*The Standard & Poor’s 500 (S&P 500) is an unmanaged group of securities considered to be representative of the stock market in general. The Dow Jones Industrial Average is a price-weighted index of 30 actively traded blue-chip stocks. NASDAQ Composite Index is an unmanaged, market-weighted index of all over-the-counter common stocks traded on the National Association of Securities Dealers Automated Quotation System. The Morgan Stanley Capital International Europe, Australia and Far East Index (MSCI EAFE Index) is a widely recognized benchmark of non-U.S. stock markets. It is an unmanaged index composed of a sample of companies representative of the market structure of 20 European and Pacific Basin countries and includes reinvestment of all dividends. Barclays Capital Aggregate Bond Index is an unmanaged index comprised of U.S. investment-grade, fixed-rate bond market securities, including government, government agency, corporate and mortgage-backed securities between one and 10 years.

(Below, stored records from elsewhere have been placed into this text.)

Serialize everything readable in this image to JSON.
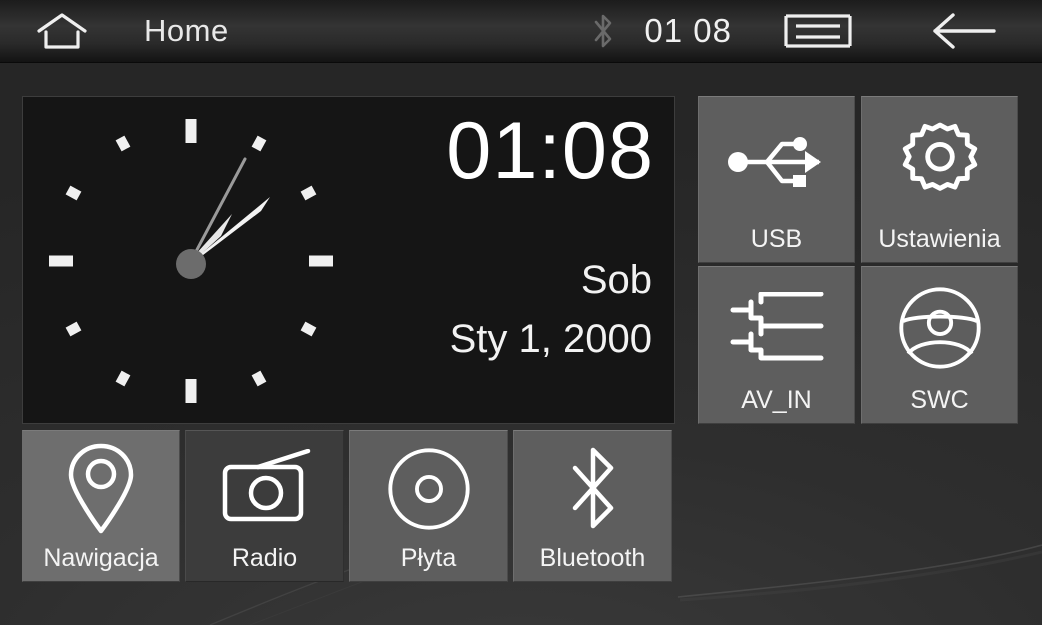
{
  "statusbar": {
    "home_icon": "home-icon",
    "title": "Home",
    "bluetooth_icon": "bluetooth-icon",
    "bluetooth_active": false,
    "clock": "01 08",
    "menu_icon": "menu-icon",
    "back_icon": "back-arrow-icon"
  },
  "clock_widget": {
    "analog_icon": "analog-clock",
    "hour_angle": 42,
    "minute_angle": 48,
    "second_angle": 28,
    "digital_time": "01:08",
    "day_name": "Sob",
    "date": "Sty 1, 2000"
  },
  "right_tiles": [
    {
      "id": "usb",
      "label": "USB",
      "icon": "usb-icon",
      "state": "normal"
    },
    {
      "id": "settings",
      "label": "Ustawienia",
      "icon": "gear-icon",
      "state": "normal"
    },
    {
      "id": "avin",
      "label": "AV_IN",
      "icon": "av-input-icon",
      "state": "normal"
    },
    {
      "id": "swc",
      "label": "SWC",
      "icon": "steering-wheel-icon",
      "state": "normal"
    }
  ],
  "bottom_tiles": [
    {
      "id": "nav",
      "label": "Nawigacja",
      "icon": "map-pin-icon",
      "state": "highlighted"
    },
    {
      "id": "radio",
      "label": "Radio",
      "icon": "radio-icon",
      "state": "dark"
    },
    {
      "id": "disc",
      "label": "Płyta",
      "icon": "disc-icon",
      "state": "normal"
    },
    {
      "id": "bt",
      "label": "Bluetooth",
      "icon": "bluetooth-icon",
      "state": "normal"
    }
  ],
  "colors": {
    "tile_normal": "#5e5e5e",
    "tile_dark": "#3c3c3c",
    "tile_highlight": "#6e6e6e",
    "card_background": "#151515",
    "screen_background": "#2b2b2b",
    "text": "#f4f4f4",
    "statusbar_bluetooth_inactive": "#6a6a6a"
  }
}
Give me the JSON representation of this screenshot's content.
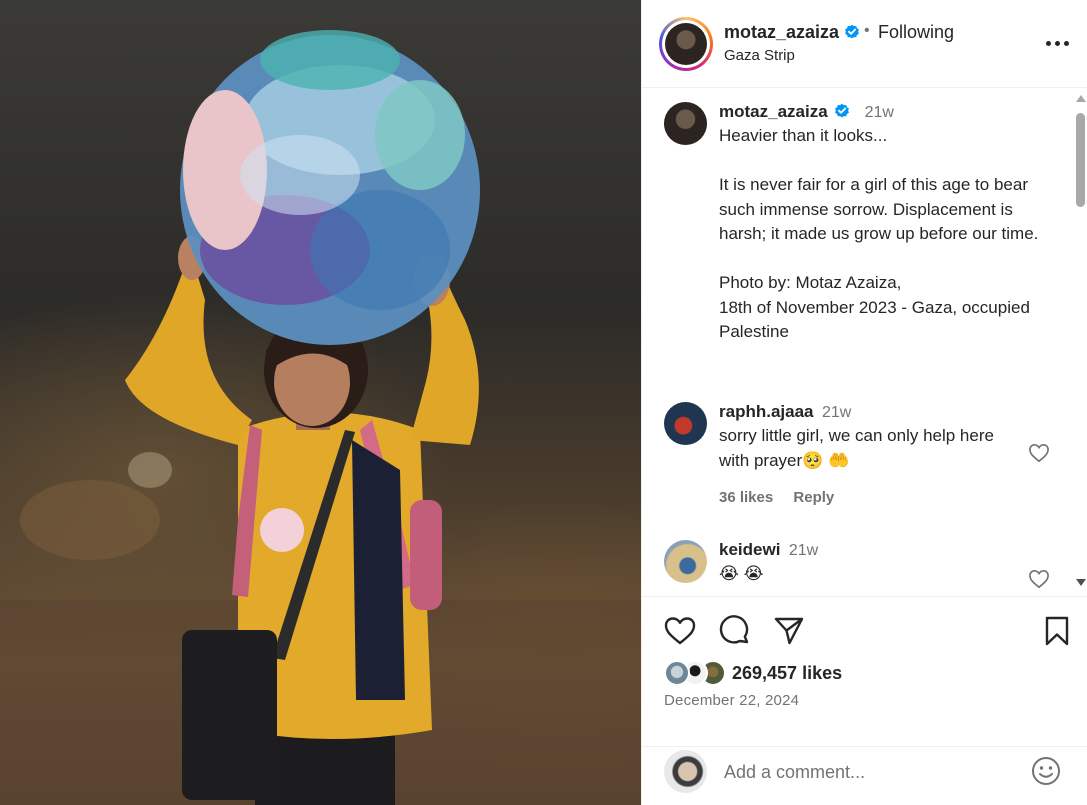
{
  "post": {
    "username": "motaz_azaiza",
    "follow_status": "Following",
    "separator": "•",
    "location": "Gaza Strip",
    "more_icon": "more-horizontal-icon"
  },
  "caption": {
    "username": "motaz_azaiza",
    "time": "21w",
    "text": "Heavier than it looks...\n\nIt is never fair for a girl of this age to bear such immense sorrow. Displacement is harsh; it made us grow up before our time.\n\nPhoto by: Motaz Azaiza,\n18th of November 2023 - Gaza, occupied Palestine"
  },
  "comments": [
    {
      "username": "raphh.ajaaa",
      "time": "21w",
      "text": "sorry little girl, we can only help here with prayer🥺 🤲",
      "likes": "36 likes",
      "reply": "Reply"
    },
    {
      "username": "keidewi",
      "time": "21w",
      "text": "😭 😭"
    }
  ],
  "actions": {
    "likes": "269,457 likes",
    "date": "December 22, 2024"
  },
  "add_comment": {
    "placeholder": "Add a comment..."
  },
  "colors": {
    "verified": "#0095f6",
    "text_primary": "#262626",
    "text_secondary": "#737373"
  }
}
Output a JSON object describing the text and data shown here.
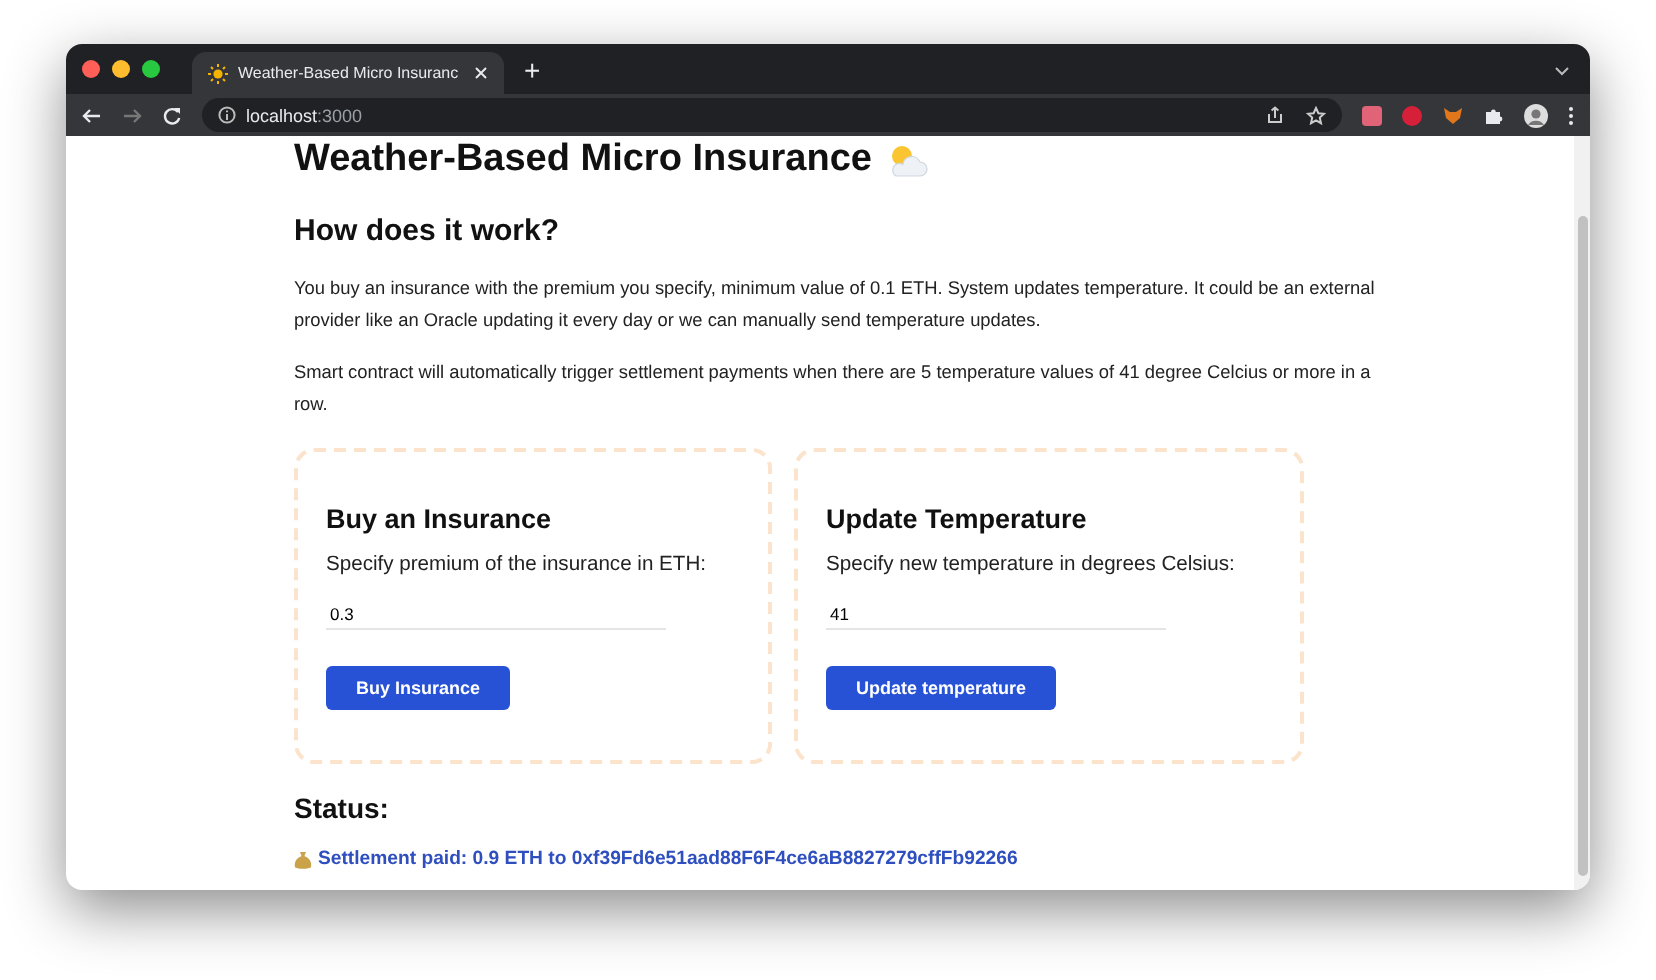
{
  "browser": {
    "tabs": [
      {
        "title": "Weather-Based Micro Insuranc",
        "selected": true
      }
    ],
    "new_tab": "+",
    "address": {
      "host": "localhost",
      "port": ":3000"
    }
  },
  "page": {
    "title": "Weather-Based Micro Insurance",
    "section_title": "How does it work?",
    "paragraphs": [
      "You buy an insurance with the premium you specify, minimum value of 0.1 ETH. System updates temperature. It could be an external provider like an Oracle updating it every day or we can manually send temperature updates.",
      "Smart contract will automatically trigger settlement payments when there are 5 temperature values of 41 degree Celcius or more in a row."
    ],
    "cards": [
      {
        "title": "Buy an Insurance",
        "label": "Specify premium of the insurance in ETH:",
        "value": "0.3",
        "button": "Buy Insurance"
      },
      {
        "title": "Update Temperature",
        "label": "Specify new temperature in degrees Celsius:",
        "value": "41",
        "button": "Update temperature"
      }
    ],
    "status_title": "Status:",
    "status_message": "Settlement paid: 0.9 ETH to 0xf39Fd6e51aad88F6F4ce6aB8827279cffFb92266"
  }
}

Written by Securities America, Copyright July 2017. All rights reserved. Securities offered through Securities America, Inc., Member FINRA/SIPC. SAI# 1853772.1